- Numerous studies show that children exposed to prenatal cigarette smoke may experience a wide range of behavioral, neurological, and physical difficulties.
- Elemental mercury and methylmercury are two forms of mercury that may pose risks in pregnancy. Methylmercury, a worldwide contaminant of seafood and freshwater fish, is known to produce adverse nervous system effects, especially during brain development. Eating fish is the main source of mercury exposure in humans and some fish may contain enough mercury to harm the developing nervous system of an embryo or fetus, sometimes leading to learning disabilities. Mercury is present in many types of fish, but it is mostly found in certain large fish. The United States Food and Drug Administration and the Environmental Protection Agency advise pregnant women not to eat swordfish, shark, king mackerel and tilefish and limit consumption of albacore tuna to 6 ounces or less a week.

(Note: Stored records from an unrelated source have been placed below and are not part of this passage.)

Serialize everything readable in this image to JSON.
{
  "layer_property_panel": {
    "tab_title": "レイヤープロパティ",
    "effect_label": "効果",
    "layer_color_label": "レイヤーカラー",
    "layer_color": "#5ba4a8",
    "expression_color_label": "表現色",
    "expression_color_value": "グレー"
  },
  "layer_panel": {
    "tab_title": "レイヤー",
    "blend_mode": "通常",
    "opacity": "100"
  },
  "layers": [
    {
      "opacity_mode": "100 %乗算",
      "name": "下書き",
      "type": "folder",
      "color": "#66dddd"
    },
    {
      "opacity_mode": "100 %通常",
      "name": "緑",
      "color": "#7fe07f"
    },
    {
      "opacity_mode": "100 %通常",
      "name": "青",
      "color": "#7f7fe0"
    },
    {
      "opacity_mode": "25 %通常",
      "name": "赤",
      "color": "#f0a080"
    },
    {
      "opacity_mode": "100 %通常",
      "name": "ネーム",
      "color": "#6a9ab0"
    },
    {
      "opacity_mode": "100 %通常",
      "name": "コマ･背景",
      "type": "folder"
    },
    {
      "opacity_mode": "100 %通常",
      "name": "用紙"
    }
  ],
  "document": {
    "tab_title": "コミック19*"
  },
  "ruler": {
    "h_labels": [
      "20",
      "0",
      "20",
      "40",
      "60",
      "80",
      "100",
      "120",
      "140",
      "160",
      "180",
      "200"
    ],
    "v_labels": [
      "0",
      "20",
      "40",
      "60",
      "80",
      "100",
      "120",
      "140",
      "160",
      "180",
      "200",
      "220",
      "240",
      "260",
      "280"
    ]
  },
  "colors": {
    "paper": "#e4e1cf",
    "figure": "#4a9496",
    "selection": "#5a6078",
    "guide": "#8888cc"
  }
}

- The Center for Children's Environmental Health reports studies that demonstrate that exposure to air pollution during pregnancy is related to adverse birth outcomes including low birth weight, premature delivery, and heart malformations. Cord blood of exposed babies shows DNA damage that has been linked to cancer. Follow-up studies show a higher level of developmental delays at age three, lower scores on IQ tests and increased behavioral problems at ages six and eight.
- According to the U.S. Centers for Disease Control, the developing nervous system of the fetus is particularly vulnerable to lead toxicity. Neurological toxicity is observed in children of exposed women as a result of the ability of lead to cross the placental barrier and to cause neurological impairment in the fetus. A special concern for pregnant women is that some of the bone lead accumulation is released into the blood during pregnancy. Several studies have provided evidence that even low maternal exposures to lead produce intellectual and behavioral deficits in children1.

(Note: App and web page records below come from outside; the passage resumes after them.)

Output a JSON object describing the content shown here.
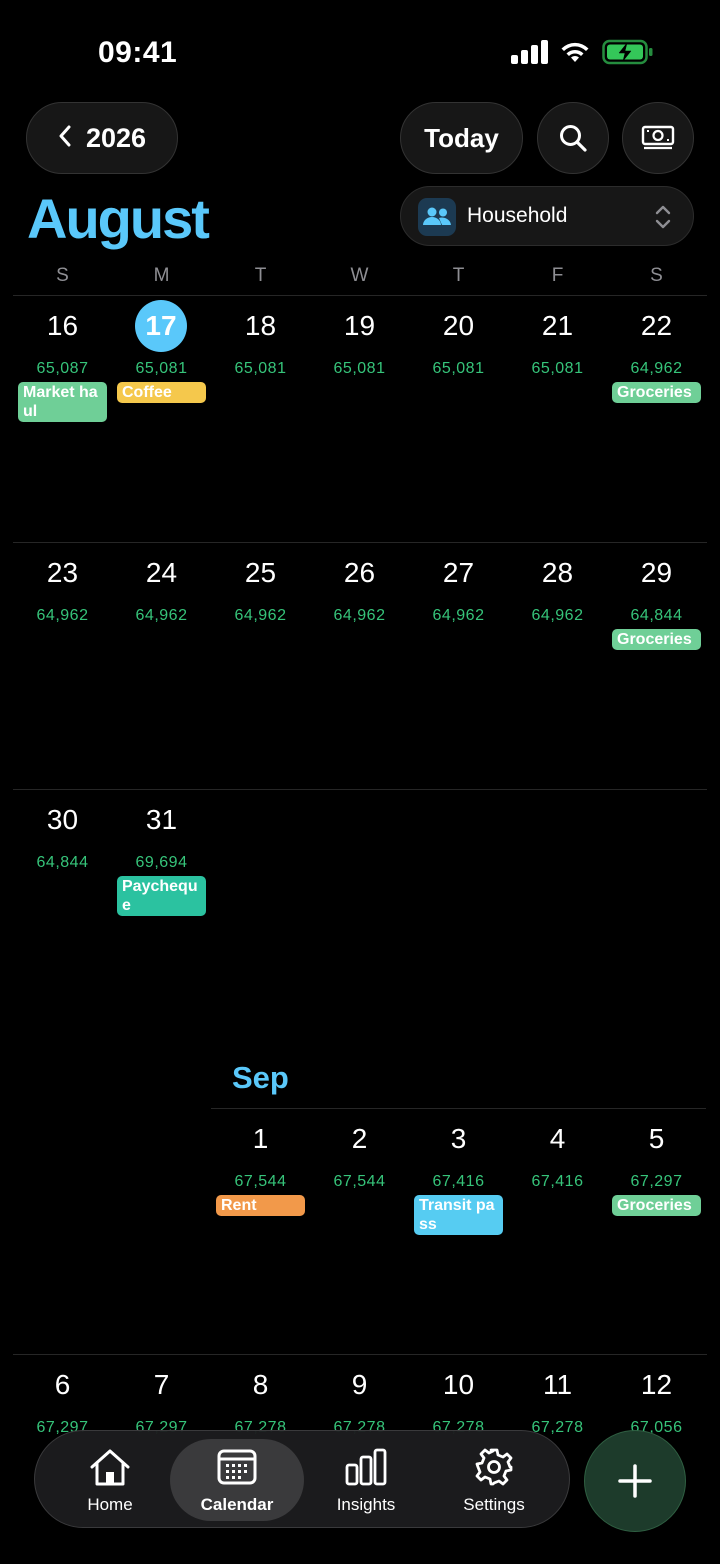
{
  "status_bar": {
    "time": "09:41"
  },
  "header": {
    "year_label": "2026",
    "today_label": "Today",
    "month_title": "August",
    "account_selector": "Household"
  },
  "weekdays": [
    "S",
    "M",
    "T",
    "W",
    "T",
    "F",
    "S"
  ],
  "colors": {
    "accent": "#5ac8fa",
    "balance_text": "#36c47a",
    "groceries": "#6fcf97",
    "coffee": "#f5c84c",
    "paycheque": "#2bc2a0",
    "rent": "#f2994a",
    "transit": "#56ccf2"
  },
  "august": {
    "weeks": [
      [
        {
          "day": "16",
          "balance": "65,087",
          "event": {
            "label": "Market haul",
            "color": "#6fcf97"
          }
        },
        {
          "day": "17",
          "balance": "65,081",
          "today": true,
          "event": {
            "label": "Coffee",
            "color": "#f5c84c"
          }
        },
        {
          "day": "18",
          "balance": "65,081"
        },
        {
          "day": "19",
          "balance": "65,081"
        },
        {
          "day": "20",
          "balance": "65,081"
        },
        {
          "day": "21",
          "balance": "65,081"
        },
        {
          "day": "22",
          "balance": "64,962",
          "event": {
            "label": "Groceries",
            "color": "#6fcf97"
          }
        }
      ],
      [
        {
          "day": "23",
          "balance": "64,962"
        },
        {
          "day": "24",
          "balance": "64,962"
        },
        {
          "day": "25",
          "balance": "64,962"
        },
        {
          "day": "26",
          "balance": "64,962"
        },
        {
          "day": "27",
          "balance": "64,962"
        },
        {
          "day": "28",
          "balance": "64,962"
        },
        {
          "day": "29",
          "balance": "64,844",
          "event": {
            "label": "Groceries",
            "color": "#6fcf97"
          }
        }
      ],
      [
        {
          "day": "30",
          "balance": "64,844"
        },
        {
          "day": "31",
          "balance": "69,694",
          "event": {
            "label": "Paycheque",
            "color": "#2bc2a0"
          }
        }
      ]
    ]
  },
  "september": {
    "label": "Sep",
    "weeks": [
      [
        {
          "day": "1",
          "balance": "67,544",
          "event": {
            "label": "Rent",
            "color": "#f2994a"
          }
        },
        {
          "day": "2",
          "balance": "67,544"
        },
        {
          "day": "3",
          "balance": "67,416",
          "event": {
            "label": "Transit pass",
            "color": "#56ccf2"
          }
        },
        {
          "day": "4",
          "balance": "67,416"
        },
        {
          "day": "5",
          "balance": "67,297",
          "event": {
            "label": "Groceries",
            "color": "#6fcf97"
          }
        }
      ],
      [
        {
          "day": "6",
          "balance": "67,297"
        },
        {
          "day": "7",
          "balance": "67,297"
        },
        {
          "day": "8",
          "balance": "67,278"
        },
        {
          "day": "9",
          "balance": "67,278"
        },
        {
          "day": "10",
          "balance": "67,278"
        },
        {
          "day": "11",
          "balance": "67,278"
        },
        {
          "day": "12",
          "balance": "67,056"
        }
      ]
    ]
  },
  "tabbar": {
    "tabs": [
      {
        "label": "Home",
        "icon": "house-icon"
      },
      {
        "label": "Calendar",
        "icon": "calendar-icon",
        "active": true
      },
      {
        "label": "Insights",
        "icon": "bar-chart-icon"
      },
      {
        "label": "Settings",
        "icon": "gear-icon"
      }
    ],
    "add_icon": "plus-icon"
  }
}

- A 2006 study found that children who were exposed prenatally to the insecticide chlorpyrifos had significantly poorer mental and motor development by three years of age and increased risk for behavior problems. A 2007 study using a mouse model suggested that exposure to polycyclic aromatic hydrocarbons prior to conceiving and when lactating reduces the number of eggs in the ovaries of female offspring by two-thirds. A 2009 study of pregnant women exposed to tetrachloroethylene in drinking water found an increased risk of oral clefts and neural tube defects in their children. A 2009 study found that prenatal exposure to phthalates, the chemical compounds used as plasticizers in a wide variety of personal care products, children's toys, and medical devices, may be an environmental risk factor for low birth weight in infants." A 2010 study found that prenatal exposure to flame retardant compounds called polybrominated diphenyl ethers is associated with adverse neurodevelopmental effects in young children.

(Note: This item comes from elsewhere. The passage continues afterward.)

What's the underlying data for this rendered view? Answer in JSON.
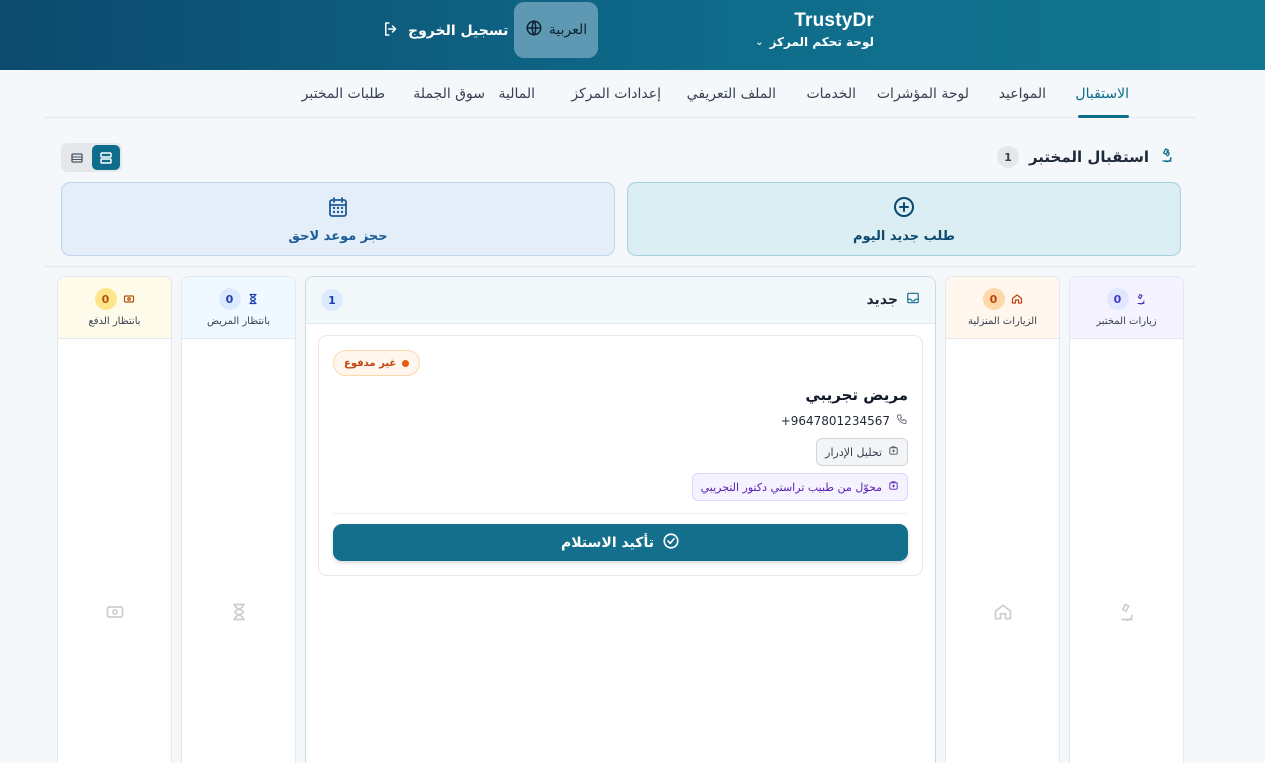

Sexual activity during pregnancy
Most pregnant women can enjoy sexual activity during pregnancy throughout gravidity. Most research suggests that, during pregnancy, both sexual desire and frequency of sexual relations decrease. In context of this overall decrease in desire, some studies indicate a second-trimester increase, preceding a decrease. However, these decreases are not universal: a significant number of women report greater sexual satisfaction throughout their pregnancies.